By Paul Cherney
The September Employment report is due at 8:30 a.m. ET Friday. The Street expects a decline of 20,000 to 25,000 in nonfarm payrolls and an unemployment rate of 6.2% vs. August's 6.1%.
There is so much anticipation of good earnings to be announced later in the month, that even a "bad" employment report, meaning nonfarm payrolls down over 75,000 and an uptick in the unemployment rate to 6.3% or higher, that the selling might turn out to be a short-lived event lasting at the most two or three trade days.
There is even a possibility that a modestly bad report (nonfarms down 50,000-75,000, unemployment rate 6.3%) could ignite a bout of selling which serves as a short-term capitulation of sellers that could lead to an intraday reversal.
Thursday's reaction to weaker than expected August Factory Orders data suggests that there is an underlying bullish sentiment in place (because markets did not sell off after the weak report).
These markets look like they want to go higher, but there are probably plenty of people who will wait until Friday's report because it still has the potential to generate selling, even if it is just a short-term event sparked by short-term profit-taking.
Immediate Nasdaq resistance is 1,827-1,856.12; resistance becomes thick with prints of 1,835 and higher.
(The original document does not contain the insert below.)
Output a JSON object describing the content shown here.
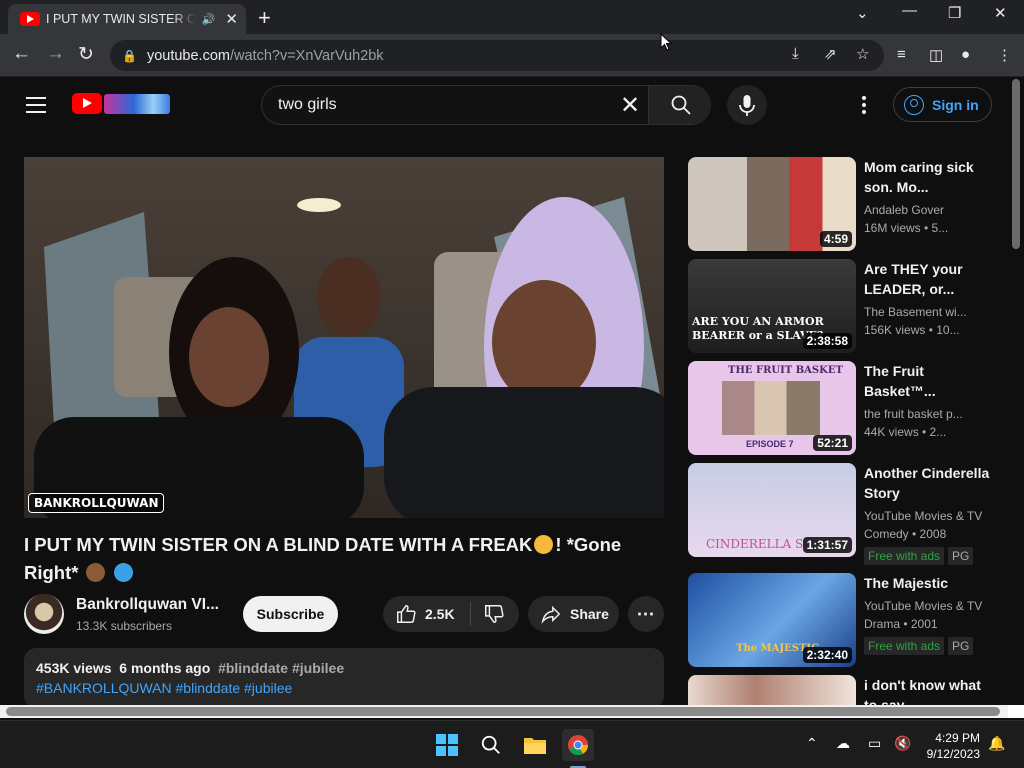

The Nasdaq has a focus of resistance at 1,845-1,856.12. The next big layer of resistance is 1,867-1,913.
The S&P 500 is inside immediate resistance at 1,014-1,026, with a focus of resistance at 1,018-1,023. The next layer of resistance is 1,032-1,041 with a focus at 1,035-1,041.
Immediate intraday support for the S&P 500 is 1,015-1,08. Additional supports are 998-988 and 991-983, which makes 991-988 a focus of support.
Immediate intraday support for the Nasdaq is 1,822-1,809. Additional supports are 1,791-1,770 and then 1,765-1,737 with a focus at 1,757-1,752.
Cherney is chief market analyst for Standard & Poor's